* **DATA UNDER STUDY**:
────
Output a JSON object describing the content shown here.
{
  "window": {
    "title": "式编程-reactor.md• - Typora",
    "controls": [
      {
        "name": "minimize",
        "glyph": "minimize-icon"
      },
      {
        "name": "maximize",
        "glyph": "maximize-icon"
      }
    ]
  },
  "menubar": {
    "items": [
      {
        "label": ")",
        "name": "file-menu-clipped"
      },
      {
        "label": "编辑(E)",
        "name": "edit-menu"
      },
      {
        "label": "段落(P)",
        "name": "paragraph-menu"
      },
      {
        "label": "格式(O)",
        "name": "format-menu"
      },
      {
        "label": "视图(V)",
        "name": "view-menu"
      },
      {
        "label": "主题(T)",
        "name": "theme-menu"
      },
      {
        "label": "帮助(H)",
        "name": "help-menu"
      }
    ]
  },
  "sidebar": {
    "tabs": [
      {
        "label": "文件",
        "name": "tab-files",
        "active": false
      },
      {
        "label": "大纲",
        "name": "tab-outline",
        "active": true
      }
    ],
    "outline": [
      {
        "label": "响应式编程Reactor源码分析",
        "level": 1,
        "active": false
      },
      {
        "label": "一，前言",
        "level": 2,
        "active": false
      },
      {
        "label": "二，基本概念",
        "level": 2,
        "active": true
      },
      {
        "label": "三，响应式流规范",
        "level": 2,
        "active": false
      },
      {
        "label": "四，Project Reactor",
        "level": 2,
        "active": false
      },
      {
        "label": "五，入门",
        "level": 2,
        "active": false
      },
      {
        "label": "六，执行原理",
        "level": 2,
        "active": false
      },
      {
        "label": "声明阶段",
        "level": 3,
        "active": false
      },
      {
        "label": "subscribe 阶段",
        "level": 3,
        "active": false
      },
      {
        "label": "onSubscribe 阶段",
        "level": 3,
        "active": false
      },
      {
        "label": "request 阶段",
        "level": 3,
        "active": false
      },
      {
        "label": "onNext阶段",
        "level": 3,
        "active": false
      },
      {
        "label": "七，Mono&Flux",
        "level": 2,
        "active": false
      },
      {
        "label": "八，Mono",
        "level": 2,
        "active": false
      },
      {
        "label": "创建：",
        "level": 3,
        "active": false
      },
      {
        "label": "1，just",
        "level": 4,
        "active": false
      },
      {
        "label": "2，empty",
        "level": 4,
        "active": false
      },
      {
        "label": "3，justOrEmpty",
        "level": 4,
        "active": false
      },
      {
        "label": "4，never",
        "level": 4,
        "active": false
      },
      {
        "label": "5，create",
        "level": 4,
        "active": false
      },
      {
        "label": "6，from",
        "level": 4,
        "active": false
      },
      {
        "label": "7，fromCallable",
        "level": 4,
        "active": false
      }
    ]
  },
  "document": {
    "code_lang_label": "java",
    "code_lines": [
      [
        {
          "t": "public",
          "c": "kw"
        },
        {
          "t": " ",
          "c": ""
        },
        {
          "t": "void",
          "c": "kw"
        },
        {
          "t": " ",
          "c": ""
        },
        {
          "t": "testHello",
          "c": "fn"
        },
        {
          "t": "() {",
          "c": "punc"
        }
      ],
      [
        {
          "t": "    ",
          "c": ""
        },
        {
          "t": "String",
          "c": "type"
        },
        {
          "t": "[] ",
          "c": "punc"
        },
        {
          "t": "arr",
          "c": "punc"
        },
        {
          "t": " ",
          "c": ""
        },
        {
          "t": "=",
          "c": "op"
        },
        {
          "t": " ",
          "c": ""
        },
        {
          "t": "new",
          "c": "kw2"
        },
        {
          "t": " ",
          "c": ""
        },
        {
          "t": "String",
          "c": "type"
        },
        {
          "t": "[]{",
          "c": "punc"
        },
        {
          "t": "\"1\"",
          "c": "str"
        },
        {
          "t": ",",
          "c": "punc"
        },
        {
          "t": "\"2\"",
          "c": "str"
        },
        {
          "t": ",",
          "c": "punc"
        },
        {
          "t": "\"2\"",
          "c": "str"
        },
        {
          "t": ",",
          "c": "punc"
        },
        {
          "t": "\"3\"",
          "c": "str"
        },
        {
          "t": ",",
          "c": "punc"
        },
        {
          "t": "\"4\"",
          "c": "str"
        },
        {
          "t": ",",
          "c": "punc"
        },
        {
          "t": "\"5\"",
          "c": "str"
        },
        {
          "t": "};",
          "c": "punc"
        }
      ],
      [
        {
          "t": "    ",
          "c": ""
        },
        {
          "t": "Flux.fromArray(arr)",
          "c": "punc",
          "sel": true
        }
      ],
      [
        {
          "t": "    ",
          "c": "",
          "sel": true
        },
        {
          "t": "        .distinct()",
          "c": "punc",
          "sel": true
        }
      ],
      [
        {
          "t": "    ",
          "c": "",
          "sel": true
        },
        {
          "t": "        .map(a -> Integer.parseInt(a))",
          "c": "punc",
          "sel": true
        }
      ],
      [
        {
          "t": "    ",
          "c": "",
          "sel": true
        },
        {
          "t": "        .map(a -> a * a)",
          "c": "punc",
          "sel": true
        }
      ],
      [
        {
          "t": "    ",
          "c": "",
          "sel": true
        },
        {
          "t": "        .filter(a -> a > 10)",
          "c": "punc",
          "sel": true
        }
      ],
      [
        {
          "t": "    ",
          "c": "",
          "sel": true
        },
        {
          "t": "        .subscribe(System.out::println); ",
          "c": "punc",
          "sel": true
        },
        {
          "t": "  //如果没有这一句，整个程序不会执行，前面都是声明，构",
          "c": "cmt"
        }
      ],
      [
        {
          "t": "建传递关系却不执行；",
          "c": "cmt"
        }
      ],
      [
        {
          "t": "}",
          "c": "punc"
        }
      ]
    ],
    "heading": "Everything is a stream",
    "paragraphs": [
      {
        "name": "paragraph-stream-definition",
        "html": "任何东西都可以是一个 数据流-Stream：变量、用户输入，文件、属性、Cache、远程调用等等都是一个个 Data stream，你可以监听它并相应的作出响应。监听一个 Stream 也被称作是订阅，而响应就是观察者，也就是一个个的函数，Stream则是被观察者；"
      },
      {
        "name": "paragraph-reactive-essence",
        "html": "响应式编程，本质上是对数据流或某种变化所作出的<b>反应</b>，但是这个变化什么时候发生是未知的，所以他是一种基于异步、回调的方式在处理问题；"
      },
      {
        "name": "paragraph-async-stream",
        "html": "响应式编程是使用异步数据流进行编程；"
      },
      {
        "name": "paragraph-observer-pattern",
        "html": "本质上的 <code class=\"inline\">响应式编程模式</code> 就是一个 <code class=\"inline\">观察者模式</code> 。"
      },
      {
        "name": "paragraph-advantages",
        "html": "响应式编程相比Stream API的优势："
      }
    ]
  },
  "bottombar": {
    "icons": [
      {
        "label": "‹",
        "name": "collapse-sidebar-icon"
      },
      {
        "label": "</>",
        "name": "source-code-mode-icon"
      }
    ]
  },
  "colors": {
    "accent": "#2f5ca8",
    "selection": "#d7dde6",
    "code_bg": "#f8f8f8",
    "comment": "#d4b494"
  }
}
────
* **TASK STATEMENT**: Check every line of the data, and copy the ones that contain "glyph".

* **ANSWER FOR THE TASK**:
        "glyph": "minimize-icon"
        "glyph": "maximize-icon"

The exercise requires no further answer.